■ **Activity**:
Copy out every line of the data exactly; do not include the images.

START Task material

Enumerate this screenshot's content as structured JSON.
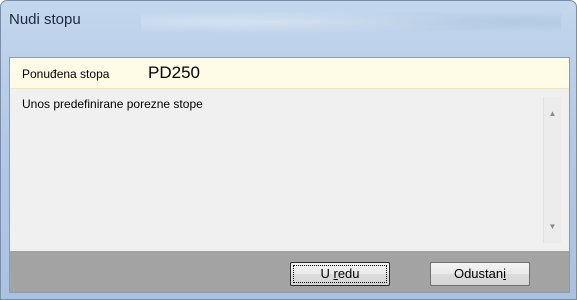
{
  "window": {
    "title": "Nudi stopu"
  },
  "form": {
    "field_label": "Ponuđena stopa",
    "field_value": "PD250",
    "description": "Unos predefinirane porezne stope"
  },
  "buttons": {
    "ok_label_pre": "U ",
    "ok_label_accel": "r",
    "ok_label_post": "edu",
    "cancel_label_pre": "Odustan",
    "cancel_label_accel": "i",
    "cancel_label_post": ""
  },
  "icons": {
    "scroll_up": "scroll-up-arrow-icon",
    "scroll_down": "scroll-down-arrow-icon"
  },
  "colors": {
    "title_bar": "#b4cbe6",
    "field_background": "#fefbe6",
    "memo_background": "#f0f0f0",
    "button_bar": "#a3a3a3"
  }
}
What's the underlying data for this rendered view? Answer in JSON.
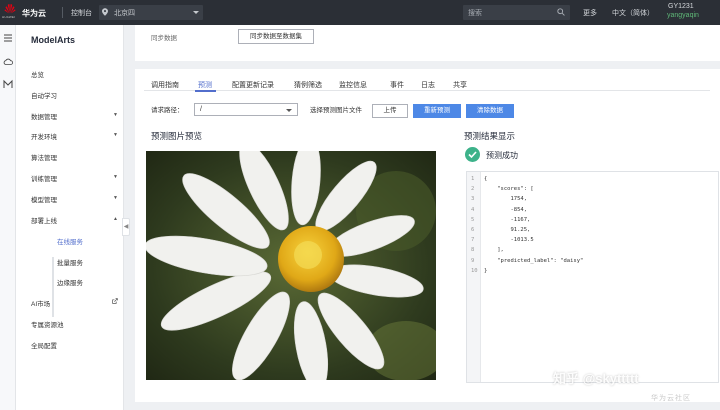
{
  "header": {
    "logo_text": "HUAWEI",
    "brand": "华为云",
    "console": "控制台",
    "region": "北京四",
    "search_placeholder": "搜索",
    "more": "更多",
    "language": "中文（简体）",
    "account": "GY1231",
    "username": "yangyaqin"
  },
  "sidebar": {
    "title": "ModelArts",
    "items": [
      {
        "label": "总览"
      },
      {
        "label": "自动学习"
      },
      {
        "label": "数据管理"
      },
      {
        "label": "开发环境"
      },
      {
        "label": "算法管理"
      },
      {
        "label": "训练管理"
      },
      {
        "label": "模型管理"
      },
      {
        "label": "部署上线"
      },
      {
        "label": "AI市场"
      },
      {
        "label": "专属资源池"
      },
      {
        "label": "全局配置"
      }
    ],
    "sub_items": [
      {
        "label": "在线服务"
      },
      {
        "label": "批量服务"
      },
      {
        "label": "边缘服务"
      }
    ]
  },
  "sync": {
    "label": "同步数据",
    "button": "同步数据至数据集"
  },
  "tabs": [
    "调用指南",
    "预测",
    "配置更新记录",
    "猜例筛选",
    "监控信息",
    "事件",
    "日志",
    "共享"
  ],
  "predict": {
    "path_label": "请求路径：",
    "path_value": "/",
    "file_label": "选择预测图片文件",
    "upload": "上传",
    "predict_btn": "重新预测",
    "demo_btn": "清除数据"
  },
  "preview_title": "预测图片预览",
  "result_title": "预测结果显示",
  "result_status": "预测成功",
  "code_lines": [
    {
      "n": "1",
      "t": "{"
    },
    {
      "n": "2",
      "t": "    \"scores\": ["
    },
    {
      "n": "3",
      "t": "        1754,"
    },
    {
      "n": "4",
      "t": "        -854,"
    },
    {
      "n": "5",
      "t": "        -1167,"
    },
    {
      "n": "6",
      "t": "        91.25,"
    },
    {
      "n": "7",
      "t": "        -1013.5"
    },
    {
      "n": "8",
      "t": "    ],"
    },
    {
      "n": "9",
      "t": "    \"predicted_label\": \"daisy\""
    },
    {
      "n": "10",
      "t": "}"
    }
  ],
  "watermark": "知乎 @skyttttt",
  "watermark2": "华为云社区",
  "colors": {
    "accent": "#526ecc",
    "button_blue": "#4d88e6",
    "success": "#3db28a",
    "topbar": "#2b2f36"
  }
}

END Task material

■ **Output of the task**:
Enumerate this screenshot's content as structured JSON.
{
  "window": {
    "title": "Nudi stopu"
  },
  "form": {
    "field_label": "Ponuđena stopa",
    "field_value": "PD250",
    "description": "Unos predefinirane porezne stope"
  },
  "buttons": {
    "ok_label_pre": "U ",
    "ok_label_accel": "r",
    "ok_label_post": "edu",
    "cancel_label_pre": "Odustan",
    "cancel_label_accel": "i",
    "cancel_label_post": ""
  },
  "icons": {
    "scroll_up": "scroll-up-arrow-icon",
    "scroll_down": "scroll-down-arrow-icon"
  },
  "colors": {
    "title_bar": "#b4cbe6",
    "field_background": "#fefbe6",
    "memo_background": "#f0f0f0",
    "button_bar": "#a3a3a3"
  }
}
What's the underlying data for this rendered view? Answer in JSON.
{
  "header": {
    "logo_text": "HUAWEI",
    "brand": "华为云",
    "console": "控制台",
    "region": "北京四",
    "search_placeholder": "搜索",
    "more": "更多",
    "language": "中文（简体）",
    "account": "GY1231",
    "username": "yangyaqin"
  },
  "sidebar": {
    "title": "ModelArts",
    "items": [
      {
        "label": "总览"
      },
      {
        "label": "自动学习"
      },
      {
        "label": "数据管理"
      },
      {
        "label": "开发环境"
      },
      {
        "label": "算法管理"
      },
      {
        "label": "训练管理"
      },
      {
        "label": "模型管理"
      },
      {
        "label": "部署上线"
      },
      {
        "label": "AI市场"
      },
      {
        "label": "专属资源池"
      },
      {
        "label": "全局配置"
      }
    ],
    "sub_items": [
      {
        "label": "在线服务"
      },
      {
        "label": "批量服务"
      },
      {
        "label": "边缘服务"
      }
    ]
  },
  "sync": {
    "label": "同步数据",
    "button": "同步数据至数据集"
  },
  "tabs": [
    "调用指南",
    "预测",
    "配置更新记录",
    "猜例筛选",
    "监控信息",
    "事件",
    "日志",
    "共享"
  ],
  "predict": {
    "path_label": "请求路径：",
    "path_value": "/",
    "file_label": "选择预测图片文件",
    "upload": "上传",
    "predict_btn": "重新预测",
    "demo_btn": "清除数据"
  },
  "preview_title": "预测图片预览",
  "result_title": "预测结果显示",
  "result_status": "预测成功",
  "code_lines": [
    {
      "n": "1",
      "t": "{"
    },
    {
      "n": "2",
      "t": "    \"scores\": ["
    },
    {
      "n": "3",
      "t": "        1754,"
    },
    {
      "n": "4",
      "t": "        -854,"
    },
    {
      "n": "5",
      "t": "        -1167,"
    },
    {
      "n": "6",
      "t": "        91.25,"
    },
    {
      "n": "7",
      "t": "        -1013.5"
    },
    {
      "n": "8",
      "t": "    ],"
    },
    {
      "n": "9",
      "t": "    \"predicted_label\": \"daisy\""
    },
    {
      "n": "10",
      "t": "}"
    }
  ],
  "watermark": "知乎 @skyttttt",
  "watermark2": "华为云社区",
  "colors": {
    "accent": "#526ecc",
    "button_blue": "#4d88e6",
    "success": "#3db28a",
    "topbar": "#2b2f36"
  }
}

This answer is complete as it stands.